Within a year of the accelerator program, Parity Lab witnessed a fourfold increase in fundraising efforts for the grassroots organizations and have helped them define structures, identify outcomes, improve relations with funders, and establish second and third lines of leadership. They’ve also helped them introduce formal mental health concepts within their communities. 

“We have seen this waterfall effect. They get so excited to learn and share what they’re experiencing. That’s the effect of empowering leaders of change. If it goes right, it spreads.”

Parity Lab is also exploring ways to offer practical and aspirational legal counseling by leveraging early-stage funding from Acumen Angels to support grassroots leaders.

“There is this dichotomy of feeling empowered knowing your rights, yet disempowered knowing there’s actually no use in knowing your rights.

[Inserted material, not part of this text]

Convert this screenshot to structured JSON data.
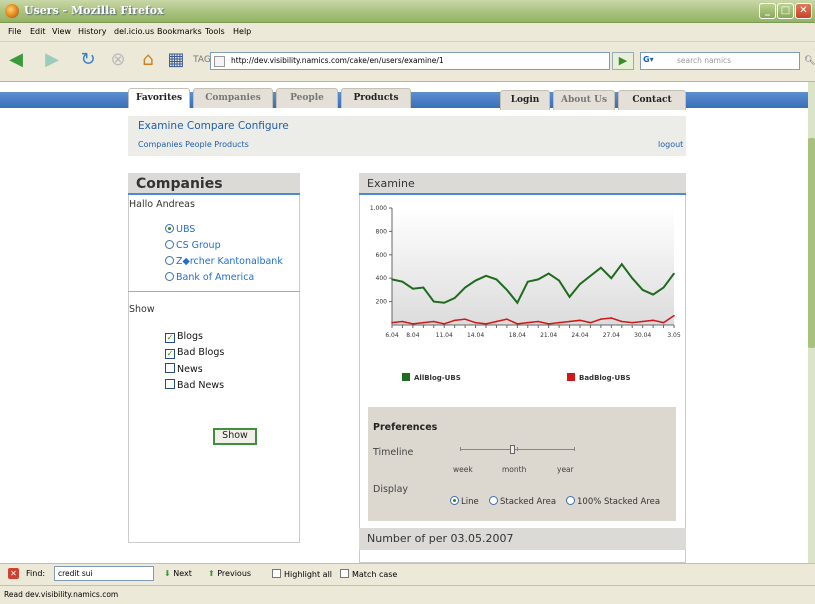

What do you do with that? This is a question our cohort leaders face day in and day out.”

The challenges of fundraising for gender-based violence

“Even during the peak of COVID-19, when gender-based violence became a shadow pandemic, only 0.0002% of nearly 27 trillion dollars in donor funding went to initiatives addressing it.”

This, coupled with gatekeeping and power brokering, creates a situation where everyone is competing for a small pool of funding, despite the fact this issue affects over 1 billion survivors worldwide.

Another challenge is the misconception about how to address gender-based violence. It’s not just about providing legal aid, but requires addressing complex root causes through systemic change. As Mathangi explains, “Often funders want a linear solution, ‘Do X, and that leads to Y.’ But that rarely happens. This is a big misunderstanding we’re up against.”

“Hopefully by building out this ecosystem we can make a difference to the system. But it’s about starting at a very small level, and supporting our grassroots leaders who are taking on these practical challenges.”

Three ways to unlock funding

“When institutions back early stage entrepreneurs, it’s very, very empowering. And for an issue as under-studied as gender-based violence, it’s incredibly important that institutions and people come forward to back that. That’s the only support that entrepreneurs can have at this point.”

Mathangi proposes three ways to improve the funding landscape:

1. Center on the needs of grassroots organizations 

There’s a discrepancy between the “grassroots” language funding institutions use, and the complex, resource-demanding application processes that deter small grassroots organizations from applying. 

To align with her beliefs, Mathangi implemented a grassroots-focused application process for Parity Lab’s accelerator program in order to make the process truly accessible to grassroots and women survivors from marginalized communities.

2. Women funders as funding catalysts 

The first three funders Mathangi secured for Parity Lab were women-led foundations and transformative contributors. “They can be some of the most catalyzing funders in this ecosystem. I think women haven’t often recognized how powerful they can be.”

3. Breaking the cycle of “like attracts like” 

Many institutions require connections for funding applications, limiting access to well-connected individuals and organizations. There also exists a cycle of “like attracts like,” where funding opportunities often remain confined within certain bubbles, making it hard for a broader and less connected audience to reach them.

“Many of the people who have touched me in the last 2 years have said, ‘Oh, you know, I can make this introduction for you to this network’  — which I’d never heard of, but apparently has a lot of funding opportunities.”

Start small

Mathangi reminds us that change can start with small actions. By disrupting the cycle of gender-based violence misconceptions and diversifying representation in the gender-based violence space, we can increase access to funding and other opportunities for organizations that are on the ground, doing the work.

An earlier long-form version of this article was posted in 2023.